- ACTIVITY: Only the words of the entries are wanted, repeated exactly and without images.

[Data entries]
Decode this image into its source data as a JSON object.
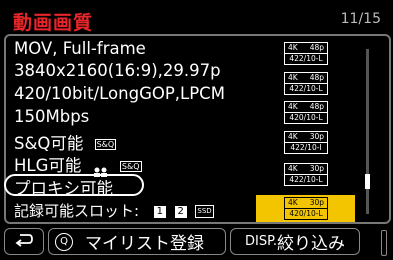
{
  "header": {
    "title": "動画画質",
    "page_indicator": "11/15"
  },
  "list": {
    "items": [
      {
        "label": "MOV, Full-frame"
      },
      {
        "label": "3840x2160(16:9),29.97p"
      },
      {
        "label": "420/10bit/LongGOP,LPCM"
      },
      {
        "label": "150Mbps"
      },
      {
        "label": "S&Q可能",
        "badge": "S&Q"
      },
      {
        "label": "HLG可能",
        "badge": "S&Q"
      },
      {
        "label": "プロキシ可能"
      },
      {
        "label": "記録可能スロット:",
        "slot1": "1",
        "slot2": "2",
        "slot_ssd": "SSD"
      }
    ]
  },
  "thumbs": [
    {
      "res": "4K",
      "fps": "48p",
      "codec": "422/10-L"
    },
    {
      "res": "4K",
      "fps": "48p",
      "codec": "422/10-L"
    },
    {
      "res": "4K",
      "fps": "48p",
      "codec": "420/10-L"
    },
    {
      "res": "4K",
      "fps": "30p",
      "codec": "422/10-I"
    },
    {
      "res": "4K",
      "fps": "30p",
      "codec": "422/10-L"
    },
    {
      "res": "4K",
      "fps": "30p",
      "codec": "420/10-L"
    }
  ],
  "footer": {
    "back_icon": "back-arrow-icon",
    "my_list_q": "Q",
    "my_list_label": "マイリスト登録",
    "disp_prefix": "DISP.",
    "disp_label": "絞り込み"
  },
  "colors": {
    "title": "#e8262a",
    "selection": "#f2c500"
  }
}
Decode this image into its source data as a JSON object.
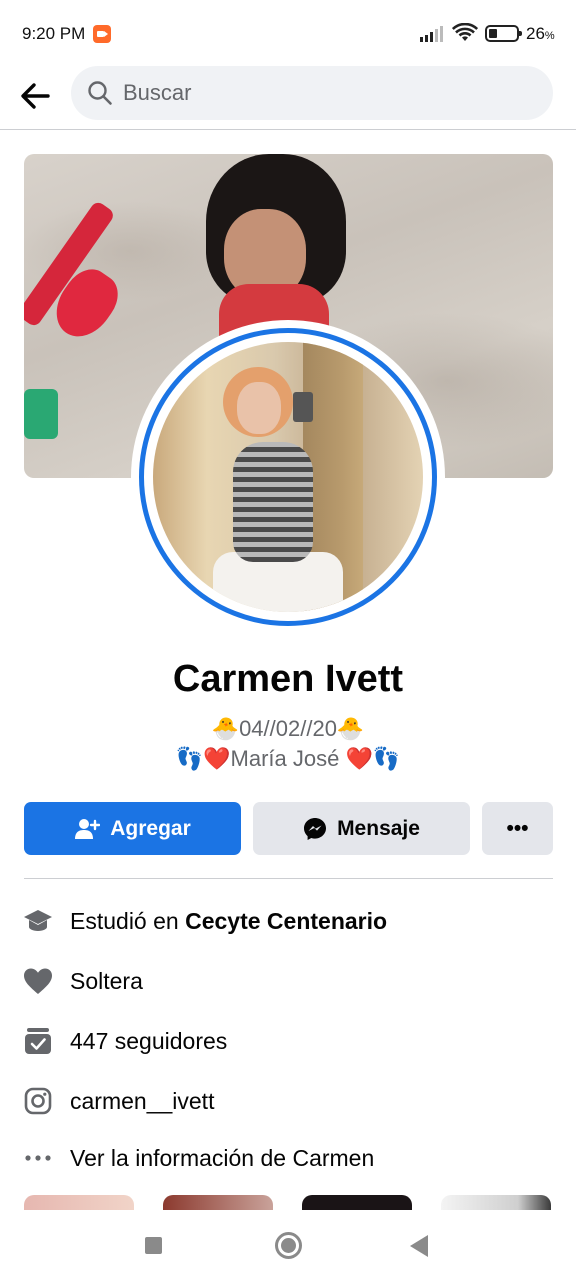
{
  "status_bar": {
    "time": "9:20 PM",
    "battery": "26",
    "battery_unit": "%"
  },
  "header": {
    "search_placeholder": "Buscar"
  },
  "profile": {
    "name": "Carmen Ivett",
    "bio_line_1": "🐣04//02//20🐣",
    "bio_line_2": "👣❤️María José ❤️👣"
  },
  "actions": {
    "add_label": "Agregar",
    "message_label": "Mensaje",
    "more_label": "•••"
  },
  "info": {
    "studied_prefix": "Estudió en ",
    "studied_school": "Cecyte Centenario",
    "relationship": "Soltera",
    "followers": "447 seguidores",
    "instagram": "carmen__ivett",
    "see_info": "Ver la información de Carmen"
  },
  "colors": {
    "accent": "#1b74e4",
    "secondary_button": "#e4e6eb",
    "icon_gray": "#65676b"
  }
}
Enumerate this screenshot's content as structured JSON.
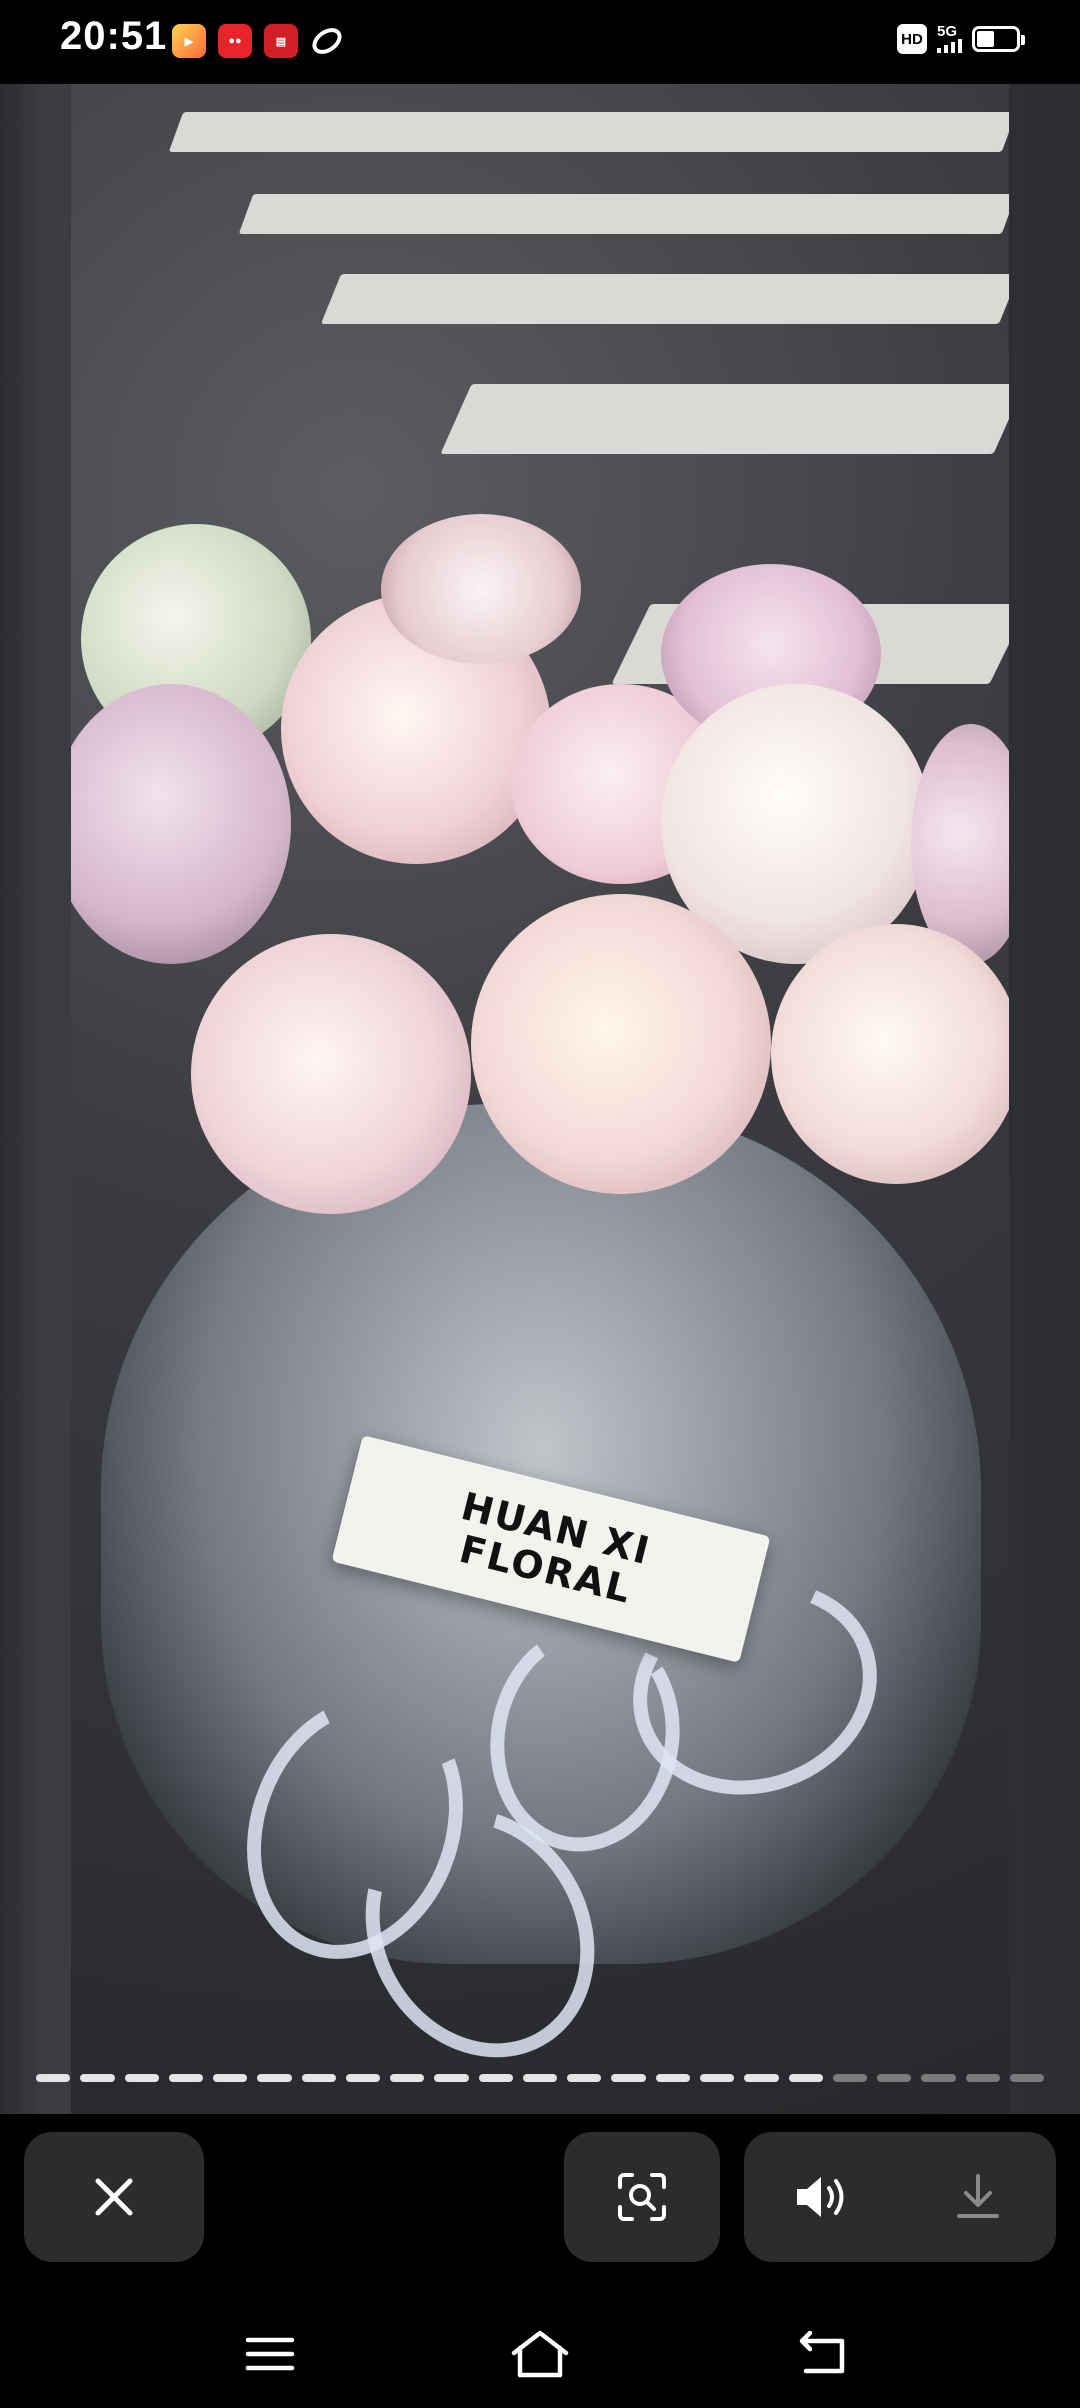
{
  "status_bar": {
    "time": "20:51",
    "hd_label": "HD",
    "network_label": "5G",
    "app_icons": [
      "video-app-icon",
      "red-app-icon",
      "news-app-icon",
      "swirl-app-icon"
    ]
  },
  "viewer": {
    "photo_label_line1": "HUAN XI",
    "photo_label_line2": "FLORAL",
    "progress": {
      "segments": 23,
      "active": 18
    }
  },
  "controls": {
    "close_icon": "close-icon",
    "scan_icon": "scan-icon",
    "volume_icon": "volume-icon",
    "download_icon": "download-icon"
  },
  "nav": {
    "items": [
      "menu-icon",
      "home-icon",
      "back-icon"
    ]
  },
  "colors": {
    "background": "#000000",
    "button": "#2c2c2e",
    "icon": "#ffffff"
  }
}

- ANSWER SPACE:
Decode this image into its source data as a JSON object.
{
  "header": {
    "title": "動画画質",
    "page_indicator": "11/15"
  },
  "list": {
    "items": [
      {
        "label": "MOV, Full-frame"
      },
      {
        "label": "3840x2160(16:9),29.97p"
      },
      {
        "label": "420/10bit/LongGOP,LPCM"
      },
      {
        "label": "150Mbps"
      },
      {
        "label": "S&Q可能",
        "badge": "S&Q"
      },
      {
        "label": "HLG可能",
        "badge": "S&Q"
      },
      {
        "label": "プロキシ可能"
      },
      {
        "label": "記録可能スロット:",
        "slot1": "1",
        "slot2": "2",
        "slot_ssd": "SSD"
      }
    ]
  },
  "thumbs": [
    {
      "res": "4K",
      "fps": "48p",
      "codec": "422/10-L"
    },
    {
      "res": "4K",
      "fps": "48p",
      "codec": "422/10-L"
    },
    {
      "res": "4K",
      "fps": "48p",
      "codec": "420/10-L"
    },
    {
      "res": "4K",
      "fps": "30p",
      "codec": "422/10-I"
    },
    {
      "res": "4K",
      "fps": "30p",
      "codec": "422/10-L"
    },
    {
      "res": "4K",
      "fps": "30p",
      "codec": "420/10-L"
    }
  ],
  "footer": {
    "back_icon": "back-arrow-icon",
    "my_list_q": "Q",
    "my_list_label": "マイリスト登録",
    "disp_prefix": "DISP.",
    "disp_label": "絞り込み"
  },
  "colors": {
    "title": "#e8262a",
    "selection": "#f2c500"
  }
}
Decode this image into its source data as a JSON object.
{
  "status_bar": {
    "time": "9:20 PM",
    "battery": "26",
    "battery_unit": "%"
  },
  "header": {
    "search_placeholder": "Buscar"
  },
  "profile": {
    "name": "Carmen Ivett",
    "bio_line_1": "🐣04//02//20🐣",
    "bio_line_2": "👣❤️María José ❤️👣"
  },
  "actions": {
    "add_label": "Agregar",
    "message_label": "Mensaje",
    "more_label": "•••"
  },
  "info": {
    "studied_prefix": "Estudió en ",
    "studied_school": "Cecyte Centenario",
    "relationship": "Soltera",
    "followers": "447 seguidores",
    "instagram": "carmen__ivett",
    "see_info": "Ver la información de Carmen"
  },
  "colors": {
    "accent": "#1b74e4",
    "secondary_button": "#e4e6eb",
    "icon_gray": "#65676b"
  }
}
Enumerate this screenshot's content as structured JSON.
{
  "status_bar": {
    "time": "20:51",
    "hd_label": "HD",
    "network_label": "5G",
    "app_icons": [
      "video-app-icon",
      "red-app-icon",
      "news-app-icon",
      "swirl-app-icon"
    ]
  },
  "viewer": {
    "photo_label_line1": "HUAN XI",
    "photo_label_line2": "FLORAL",
    "progress": {
      "segments": 23,
      "active": 18
    }
  },
  "controls": {
    "close_icon": "close-icon",
    "scan_icon": "scan-icon",
    "volume_icon": "volume-icon",
    "download_icon": "download-icon"
  },
  "nav": {
    "items": [
      "menu-icon",
      "home-icon",
      "back-icon"
    ]
  },
  "colors": {
    "background": "#000000",
    "button": "#2c2c2e",
    "icon": "#ffffff"
  }
}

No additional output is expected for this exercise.